HASTINGS, Minn. — A Minnesota woman chose Wednesday to serve time in prison after being found guilty of hiding her two teenage daughters from their father for more than two years.
Sandra Grazzini-Rucki, 50, of Stillwater chose to serve up to eight months in prison instead of six years of probation and staggered jail time. With time off for good behavior, Grazzini-Rucki likely will be released from the Minnesota Correctional Facility-Shakopee after five months, the Star Tribune (http://strib.mn/2djQ8QF ) reported.
Judge Karen Asphaug initially sentenced Grazzini-Rucki to 34 days in jail this year along with an additional 15 days in each subsequent year until 2022. She was to report each year on Nov. 18, the anniversary of the day her daughters were found last year.
Grazzini-Rucki’s ex-husband, David Rucki, urged the judge to give Grazzini-Rucki “the highest sentence permitted.”
“Sandy no longer understands what it means to be a parent and therefore I don’t think she understands what she’s taken from me or, more importantly, my children,” Rucki said.
But after the hearing, Grazzini-Rucki chose instead to execute her entire sentence at once. While an additional court hearing will have to be held, Grazzini-Rucki is allowed to make the request under law, Dakota County Attorney James C. Backstrom said. She was immediately taken into custody after Wednesday’s hearing.
Grazzini-Rucki chose prison to get the sentence over with rather than stretch it out over six years, said her attorney, Stephen Grigsby.
Grazzini-Rucki also was fined $944 for each of her daughters, which represents $1 for each day her two daughters were missing. She also was ordered to pay $10,000 in restitution to the Minnesota Crime Victims’ Reparations Board for family reunification efforts in the case as well as any future counseling expenses for her daughters.
In July a jury convicted Grazzini-Rucki on six counts of deprivation of custodial or parental rights. She was acquitted on two counts of causing minors to be runaways. She could only be sentenced on two of those counts — for depriving the girls’ father and aunt of their custodial or parental rights.
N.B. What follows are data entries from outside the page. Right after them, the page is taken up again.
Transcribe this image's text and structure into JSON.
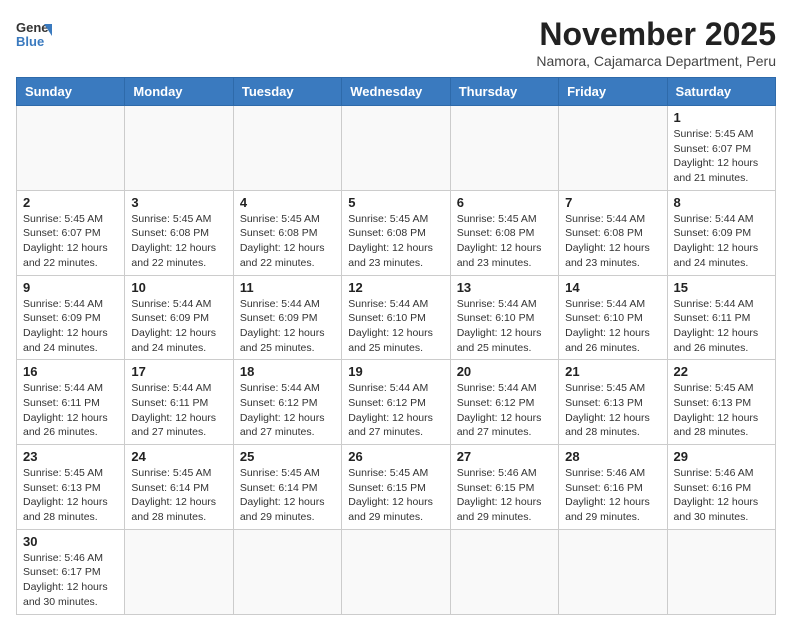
{
  "logo": {
    "text_general": "General",
    "text_blue": "Blue"
  },
  "title": "November 2025",
  "subtitle": "Namora, Cajamarca Department, Peru",
  "days_of_week": [
    "Sunday",
    "Monday",
    "Tuesday",
    "Wednesday",
    "Thursday",
    "Friday",
    "Saturday"
  ],
  "weeks": [
    [
      {
        "day": "",
        "info": ""
      },
      {
        "day": "",
        "info": ""
      },
      {
        "day": "",
        "info": ""
      },
      {
        "day": "",
        "info": ""
      },
      {
        "day": "",
        "info": ""
      },
      {
        "day": "",
        "info": ""
      },
      {
        "day": "1",
        "info": "Sunrise: 5:45 AM\nSunset: 6:07 PM\nDaylight: 12 hours and 21 minutes."
      }
    ],
    [
      {
        "day": "2",
        "info": "Sunrise: 5:45 AM\nSunset: 6:07 PM\nDaylight: 12 hours and 22 minutes."
      },
      {
        "day": "3",
        "info": "Sunrise: 5:45 AM\nSunset: 6:08 PM\nDaylight: 12 hours and 22 minutes."
      },
      {
        "day": "4",
        "info": "Sunrise: 5:45 AM\nSunset: 6:08 PM\nDaylight: 12 hours and 22 minutes."
      },
      {
        "day": "5",
        "info": "Sunrise: 5:45 AM\nSunset: 6:08 PM\nDaylight: 12 hours and 23 minutes."
      },
      {
        "day": "6",
        "info": "Sunrise: 5:45 AM\nSunset: 6:08 PM\nDaylight: 12 hours and 23 minutes."
      },
      {
        "day": "7",
        "info": "Sunrise: 5:44 AM\nSunset: 6:08 PM\nDaylight: 12 hours and 23 minutes."
      },
      {
        "day": "8",
        "info": "Sunrise: 5:44 AM\nSunset: 6:09 PM\nDaylight: 12 hours and 24 minutes."
      }
    ],
    [
      {
        "day": "9",
        "info": "Sunrise: 5:44 AM\nSunset: 6:09 PM\nDaylight: 12 hours and 24 minutes."
      },
      {
        "day": "10",
        "info": "Sunrise: 5:44 AM\nSunset: 6:09 PM\nDaylight: 12 hours and 24 minutes."
      },
      {
        "day": "11",
        "info": "Sunrise: 5:44 AM\nSunset: 6:09 PM\nDaylight: 12 hours and 25 minutes."
      },
      {
        "day": "12",
        "info": "Sunrise: 5:44 AM\nSunset: 6:10 PM\nDaylight: 12 hours and 25 minutes."
      },
      {
        "day": "13",
        "info": "Sunrise: 5:44 AM\nSunset: 6:10 PM\nDaylight: 12 hours and 25 minutes."
      },
      {
        "day": "14",
        "info": "Sunrise: 5:44 AM\nSunset: 6:10 PM\nDaylight: 12 hours and 26 minutes."
      },
      {
        "day": "15",
        "info": "Sunrise: 5:44 AM\nSunset: 6:11 PM\nDaylight: 12 hours and 26 minutes."
      }
    ],
    [
      {
        "day": "16",
        "info": "Sunrise: 5:44 AM\nSunset: 6:11 PM\nDaylight: 12 hours and 26 minutes."
      },
      {
        "day": "17",
        "info": "Sunrise: 5:44 AM\nSunset: 6:11 PM\nDaylight: 12 hours and 27 minutes."
      },
      {
        "day": "18",
        "info": "Sunrise: 5:44 AM\nSunset: 6:12 PM\nDaylight: 12 hours and 27 minutes."
      },
      {
        "day": "19",
        "info": "Sunrise: 5:44 AM\nSunset: 6:12 PM\nDaylight: 12 hours and 27 minutes."
      },
      {
        "day": "20",
        "info": "Sunrise: 5:44 AM\nSunset: 6:12 PM\nDaylight: 12 hours and 27 minutes."
      },
      {
        "day": "21",
        "info": "Sunrise: 5:45 AM\nSunset: 6:13 PM\nDaylight: 12 hours and 28 minutes."
      },
      {
        "day": "22",
        "info": "Sunrise: 5:45 AM\nSunset: 6:13 PM\nDaylight: 12 hours and 28 minutes."
      }
    ],
    [
      {
        "day": "23",
        "info": "Sunrise: 5:45 AM\nSunset: 6:13 PM\nDaylight: 12 hours and 28 minutes."
      },
      {
        "day": "24",
        "info": "Sunrise: 5:45 AM\nSunset: 6:14 PM\nDaylight: 12 hours and 28 minutes."
      },
      {
        "day": "25",
        "info": "Sunrise: 5:45 AM\nSunset: 6:14 PM\nDaylight: 12 hours and 29 minutes."
      },
      {
        "day": "26",
        "info": "Sunrise: 5:45 AM\nSunset: 6:15 PM\nDaylight: 12 hours and 29 minutes."
      },
      {
        "day": "27",
        "info": "Sunrise: 5:46 AM\nSunset: 6:15 PM\nDaylight: 12 hours and 29 minutes."
      },
      {
        "day": "28",
        "info": "Sunrise: 5:46 AM\nSunset: 6:16 PM\nDaylight: 12 hours and 29 minutes."
      },
      {
        "day": "29",
        "info": "Sunrise: 5:46 AM\nSunset: 6:16 PM\nDaylight: 12 hours and 30 minutes."
      }
    ],
    [
      {
        "day": "30",
        "info": "Sunrise: 5:46 AM\nSunset: 6:17 PM\nDaylight: 12 hours and 30 minutes."
      },
      {
        "day": "",
        "info": ""
      },
      {
        "day": "",
        "info": ""
      },
      {
        "day": "",
        "info": ""
      },
      {
        "day": "",
        "info": ""
      },
      {
        "day": "",
        "info": ""
      },
      {
        "day": "",
        "info": ""
      }
    ]
  ]
}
The teens were found at a horse ranch in western Minnesota. Prosecutors say Grazzini-Rucki drove the then-13- and 14-year-old girls almost 200 miles (320 kilometers) from Lakeville, where they were living, to the ranch near Herman to hide them during a bitter divorce.
The girls moved back in with their father late last year.
The owners of the White Horse Ranch, Doug and Gina Dahlen, are facing felony charges in the case. They’ve said they took the girls to restaurants, garage sales, church and shopping trips and didn’t try to hide them. The Dahlens said the teens had access to computers and cellphones and could have gone home.
Before the girls disappeared in April 2013, they repeatedly accused their father of abuse. But a court-appointed psychologist concluded Grazzini-Rucki had brainwashed them and a judge granted full custody to the girls’ father after finding there was no credible evidence of abuse.
Information from: Star Tribune, http://www.startribune.com